Terrorism and extremism
Since September 2001, the struggle against international jihadist terrorism all across the globe has become a defining security paradigm of the
twenty-first century. Even the most remote and neglected corners of the
earth have become caught up in the fight, and the African landscape is
now an inescapable—and increasingly critical—part of this new security
equation. Without a doubt several areas of the continent have become
the new foci of African and international efforts to combat the rising
tide of international jihadist and extremist
Understanding state responses to terrorism in Egypt
Dina Al Raffie
-independence Egypt, the trajectory of modern-day jihadism traces its intellectual, ideological roots to late nineteenth-century Islamic reformers and, more concretely, to the founding of the Jama‘at al-Ikhwan al - Muslimun (the Muslim Brotherhood, henceforth Ikhwan). However, it would be misleading to present jihadism in general as the primary threat to Egyptian national security interests. Although Islamic extremism has arguably constituted the primary terrorist threat to the nation state since its independence, the Egyptian conceptualization of terrorism and the way in which
Once extremism has been countered, what will the world look like?
This is, obviously, an important question. That a counter-extremism strategy should know exactly what it is hoping to achieve – the kind of world it is attempting to build – appears common sense. Yet, interestingly, while counter-extremism strategies proliferate around the world, it is fascinating to note how poorly defined both extremism and counter-extremism remain. If one cannot define what one is attempting to counter, how can one claim to have succeeded?

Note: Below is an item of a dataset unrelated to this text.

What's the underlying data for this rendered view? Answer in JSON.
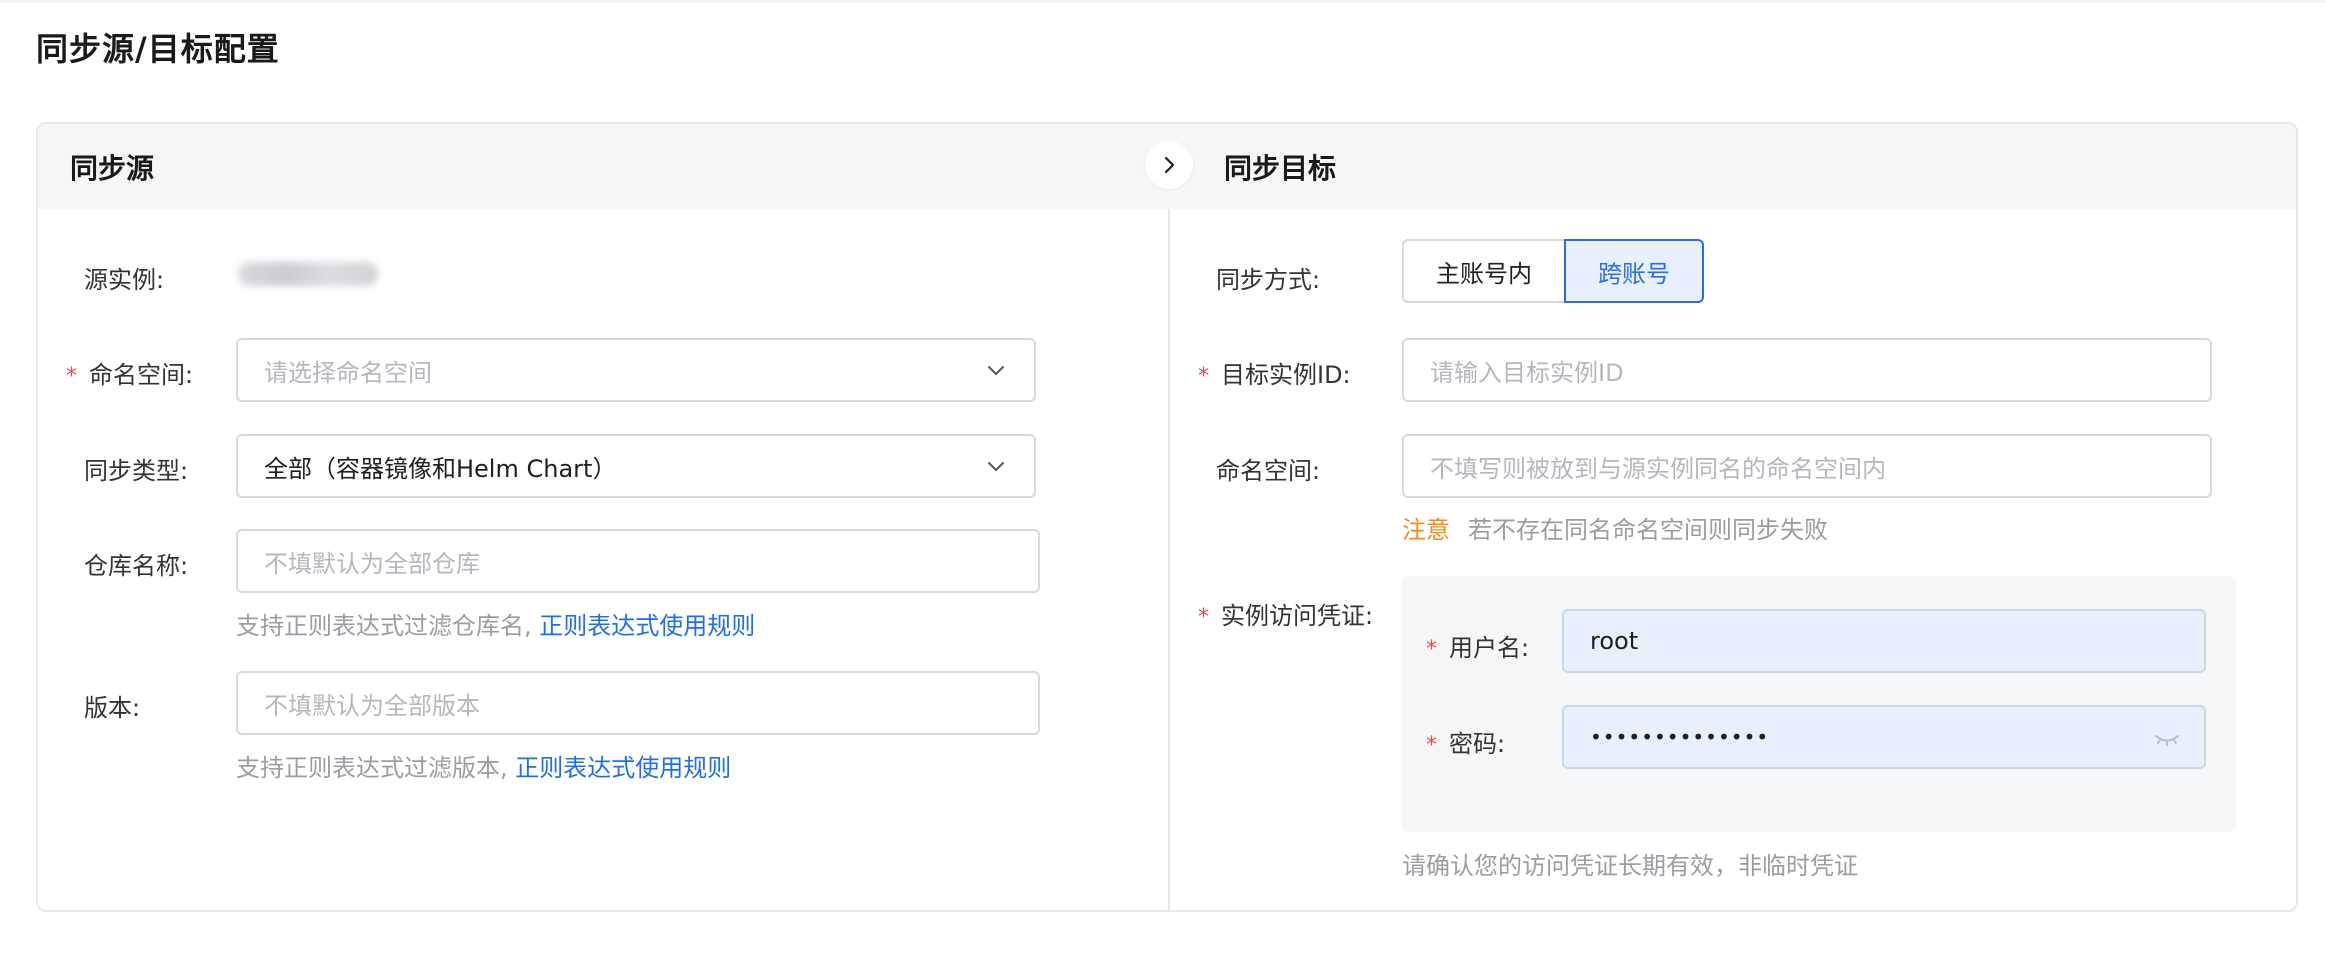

Two years after
A genealogical study of terrorism and counter-terrorism discourses
Tracing the discursive origins of ‘(violent) extremism’: terrorism, radicalisation and extremism
Recently, the terms terrorism , radicalisation and extremism have been utilised interchangeably by scholars, decision makers and policy practitioners to interpret the so-called ‘terrorist threat’. The tendency is to increasingly merge these terms into a sole discursive framework that is perceived to affect the modern epistemological understanding of terrorism and the subsequent practices of countering (violent) extremism in many Western countries ( Richards

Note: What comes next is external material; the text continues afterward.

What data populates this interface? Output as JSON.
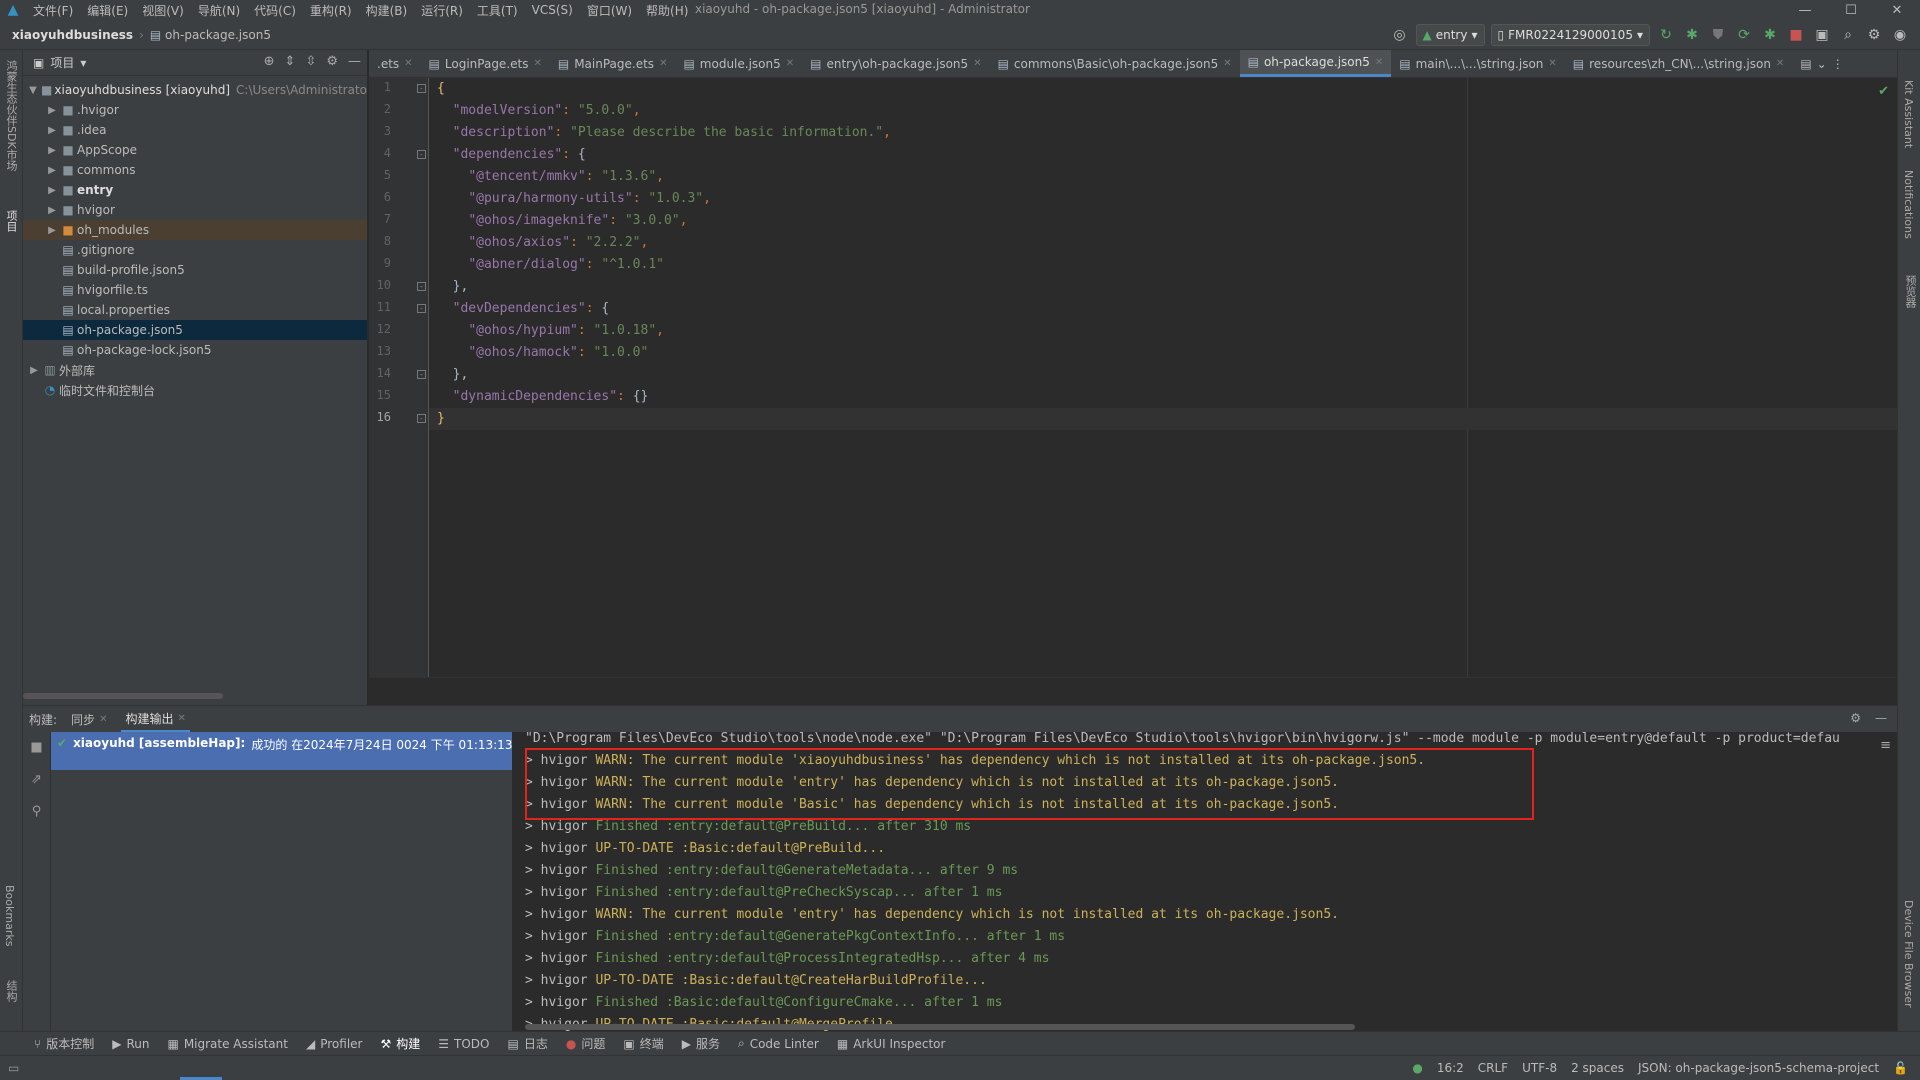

Counter-terrorism has undergone a significant shift since its ‘post-9/11’ inception. In the last decade, the language and the policies of the ‘war on terrorism’ started losing legitimacy. Maintaining this discursive structure and its practices meant that the discourse had to be reformulated against new challenges. The discourse on terrorism is now replete with references to radicalisation and extremism. These categories have become central in fighting terrorism but do not present a lesser grade of incongruency than their predecessors. Despite
The independent Algerian state was born through extreme violence and, during its more than five decades of independent existence, has experienced repeated episodes of violent political convulsion. Indeed, since 1980, violence has been the leitmotif of Algeria's political evolution and, since the mid-1980s, this has often taken the form of non-state terrorist extremism, 1 particularly during the 1990s when the country was plunged into civil war. Since the civil war ended at the start of the twenty-first century, the country has